Fish kill hits 2 Dagupan ponds
DAGUPAN CITY, Philippines–Thousands of bangus (milkfish) went belly up here on Thursday after a fish kill hit two areas in this coastal city.
But city agriculturist Emma Molina described the fish kill as “slight” because pond owners immediately harvested their stocks when they observed their bangus gasping for air and swimming near the ponds’ surface.
Molina said at least 15,000 bangus floated in a two-hectare pond owned by Manny Soy in Barangay Tambac while 35,000 bangus surfaced in a three-hectare pond owned by Lucas Ballesteros in Barangay Lomboy.
“In Barangay Tambac, the dissolved oxygen (DO) in the pond was only 0.55 parts per thousand (ppt), while in Lomboy, the DO was 1.55 ppt,” Molina said.
A pond should have at least a DO of 3 ppt for the stock to survive, she said.
This was the first fish kill here after Mayor Benjamin Lim cleared the city’s rivers of fish pens and other fishing structures in 2010.
In May 2002, bangus growers here experienced the worst fish kill when at least P10-million worth of milkfish went belly up in six villages.

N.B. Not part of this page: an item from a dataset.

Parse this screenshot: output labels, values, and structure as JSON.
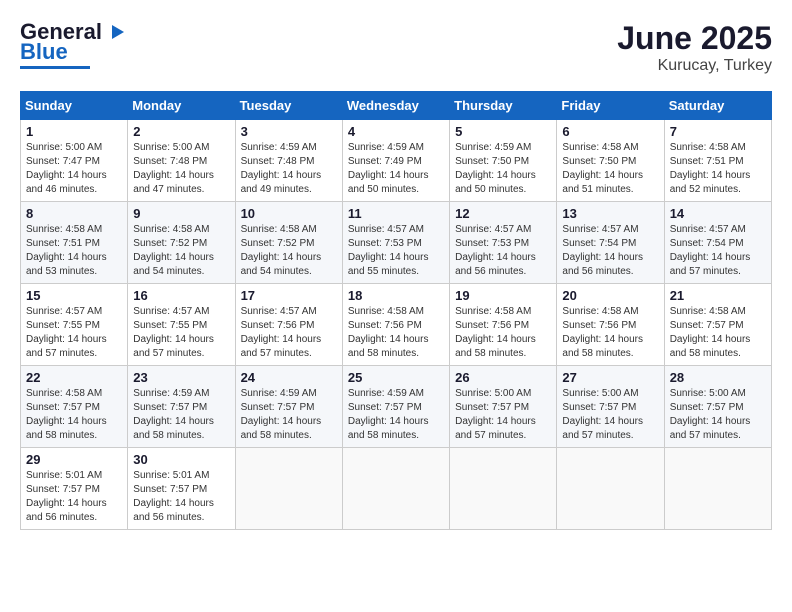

Molina said the pond owner in Lomboy overstocked, reducing the DO in his pond. But in Tambac, she said, the DO dropped because of the neap tide and the abnormal weather condition here on Wednesday.
“On Wednesday, it was gloomy in the morning and then the temperature increased toward noon and it was hot in the afternoon. And then this morning (Thursday), it was as if it was going to rain but the sun came out,” Molina said.
She said with the neap tide that began on Wednesday and which will end on Saturday, DO in ponds will continue to be low, increasing the possibility of fish kill if bangus growers will not be watchful.
Molina said a neap tide is characterized by minimal tidal changes that there is almost no water movement, causing low DO level in the water. It occurs when the moon is on its first quarter and last quarter phases.
Molina said she sent an advisory to pond owners as early as Tuesday, warning them about the neap tide. She advised them to reduce the stocks in their ponds so fewer fish will share the reduced DO.
“Some listened to us. But others did not,” Molina said.
She said her office has yet to complete the assessment of losses from the fish kill.
During an inspection at the Magsaysay fish market here on Wednesday, Molina said she saw undersized bangus being sold at 10 to 12 pieces a kilogram, leading her to suspect that pond owners were forced to harvest them. The owners may have just opted to save rather than lose them,” she said.
Despite the fish kill, she said bangus price here was “good,” selling for P102 to P115 a kilogram.
Subscribe to INQUIRER PLUS to get access to The Philippine Daily Inquirer & other 70+ titles, share up to 5 gadgets, listen to the news, download as early as 4am & share articles on social media. Call 896 6000.